And then after walking all day through a golden haze of humid warmth that gathered about him like fine wet fleece, Valentine came to a great ridge of outcropping white stone overlooking the city of Pidruid. It was the provincial capital, sprawling and splendid, the biggest city he had come upon since-since?-the biggest in a long while of wandering, at any rate.That's the beginning of this classic fantasy ... which I have reviewed for SFFaudio. Whether you choose to read or listen, it is not to be missed.
There he halted, finding a seat at the edge of the soft, crumbling white ridge, digging his booted feet into the flaking ragged stone, and he sat there staring down at Pidruid, blinking as though newly out of sleep. On this summer day twilight was still some hours away, and the sun hung high to the southwest beyond Pidruid, out over the Great Sea. I will rest here for a while, Valentine thought, and then I will go down into Pidruid and find lodging for the night.
As he rested he heard pebbles tumbling past him from a higher point on the ridge. Unhurriedly he looked back the way he had come. A young herdsman had appeared, a boy with straw-colored hair and a freckled face, leading a train of fifteen or twenty mounts down the hill road. They were fat sleek purple-skinned beasts, obviously well looked after. The boy’s own mount looked older and less plump, a wise and toughened creature.
“Hoy!” he called down to Valentine. “Where are you bound?”
“Pidruid. And you?”
“The same. Bringing these mounts to market. Thirsty work it is, too. Do you have wine?”

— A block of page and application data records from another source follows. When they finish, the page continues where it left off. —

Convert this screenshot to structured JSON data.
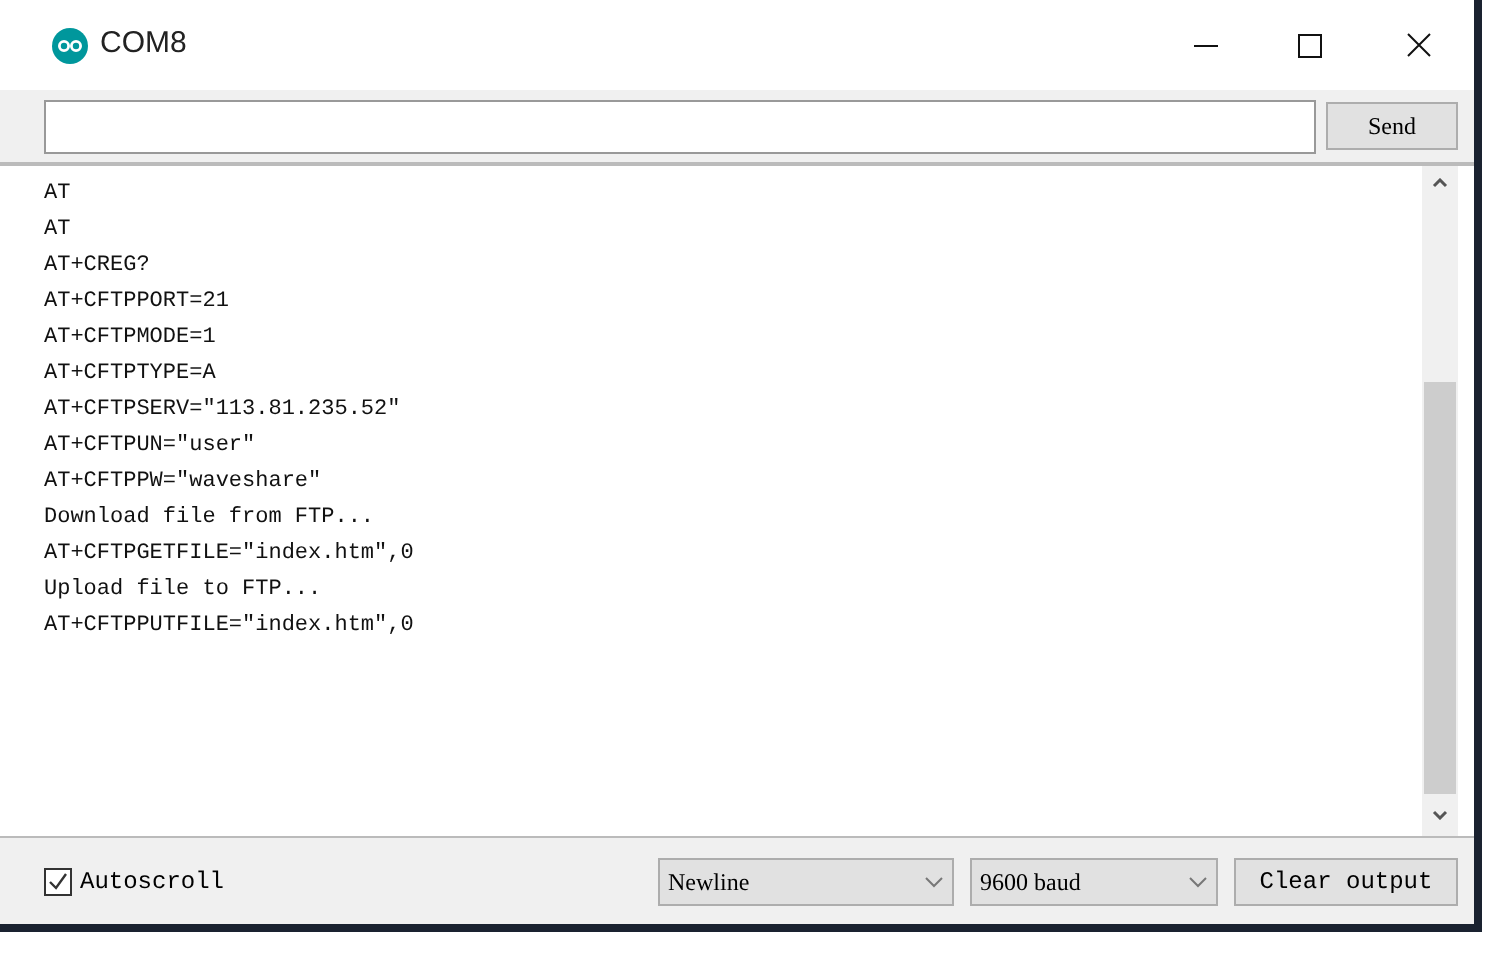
{
  "window": {
    "title": "COM8"
  },
  "send_button": "Send",
  "output_lines": [
    "AT",
    "AT",
    "AT+CREG?",
    "AT+CFTPPORT=21",
    "AT+CFTPMODE=1",
    "AT+CFTPTYPE=A",
    "AT+CFTPSERV=\"113.81.235.52\"",
    "AT+CFTPUN=\"user\"",
    "AT+CFTPPW=\"waveshare\"",
    "Download file from FTP...",
    "AT+CFTPGETFILE=\"index.htm\",0",
    "Upload file to FTP...",
    "AT+CFTPPUTFILE=\"index.htm\",0"
  ],
  "autoscroll": {
    "label": "Autoscroll",
    "checked": true
  },
  "line_ending": {
    "value": "Newline"
  },
  "baud_rate": {
    "value": "9600 baud"
  },
  "clear_button": "Clear output"
}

“Some,” Valentine said. He tapped the flask at his hip, where a fiercer man might wear a weapon. “Good red mid-country wine. I’ll be sorry to see the last of it.”